_What you are asked to do_.
Below are records to repeat exactly; do not include any pictures.
━━━ Material provided ━━━
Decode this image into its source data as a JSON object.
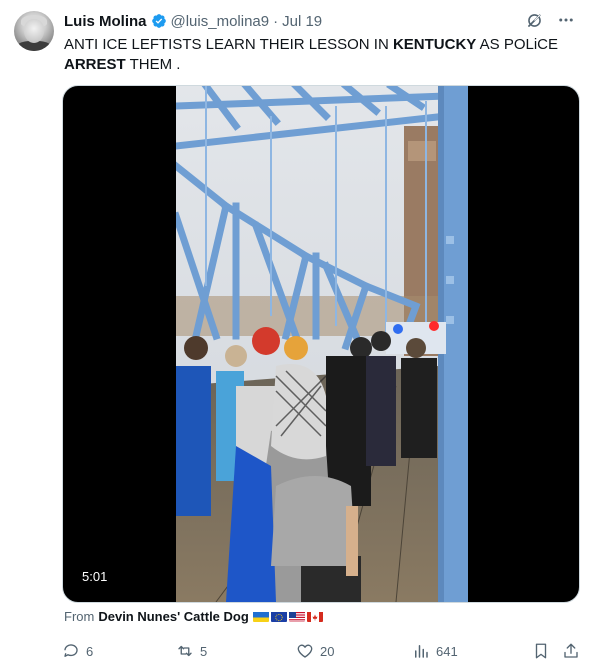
{
  "author": {
    "name": "Luis Molina",
    "handle": "@luis_molina9",
    "separator": "·",
    "date": "Jul 19"
  },
  "tweet": {
    "text_parts": [
      {
        "text": "ANTI ICE LEFTISTS LEARN THEIR LESSON IN ",
        "bold": false
      },
      {
        "text": "KENTUCKY",
        "bold": true
      },
      {
        "text": " AS POLiCE ",
        "bold": false
      },
      {
        "text": "ARREST",
        "bold": true
      },
      {
        "text": " THEM .",
        "bold": false
      }
    ]
  },
  "media": {
    "duration": "5:01"
  },
  "attribution": {
    "prefix": "From",
    "source": "Devin Nunes' Cattle Dog",
    "flags": [
      "ukraine-flag",
      "eu-flag",
      "us-flag",
      "canada-flag"
    ]
  },
  "actions": {
    "replies": "6",
    "reposts": "5",
    "likes": "20",
    "views": "641"
  },
  "colors": {
    "verified": "#1d9bf0",
    "secondary_text": "#536471",
    "primary_text": "#0f1419",
    "bridge_blue": "#6f9ed3"
  }
}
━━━
_The completed task_.
Decode this image into its source data as a JSON object.
{
  "author": {
    "name": "Luis Molina",
    "handle": "@luis_molina9",
    "separator": "·",
    "date": "Jul 19"
  },
  "tweet": {
    "text_parts": [
      {
        "text": "ANTI ICE LEFTISTS LEARN THEIR LESSON IN ",
        "bold": false
      },
      {
        "text": "KENTUCKY",
        "bold": true
      },
      {
        "text": " AS POLiCE ",
        "bold": false
      },
      {
        "text": "ARREST",
        "bold": true
      },
      {
        "text": " THEM .",
        "bold": false
      }
    ]
  },
  "media": {
    "duration": "5:01"
  },
  "attribution": {
    "prefix": "From",
    "source": "Devin Nunes' Cattle Dog",
    "flags": [
      "ukraine-flag",
      "eu-flag",
      "us-flag",
      "canada-flag"
    ]
  },
  "actions": {
    "replies": "6",
    "reposts": "5",
    "likes": "20",
    "views": "641"
  },
  "colors": {
    "verified": "#1d9bf0",
    "secondary_text": "#536471",
    "primary_text": "#0f1419",
    "bridge_blue": "#6f9ed3"
  }
}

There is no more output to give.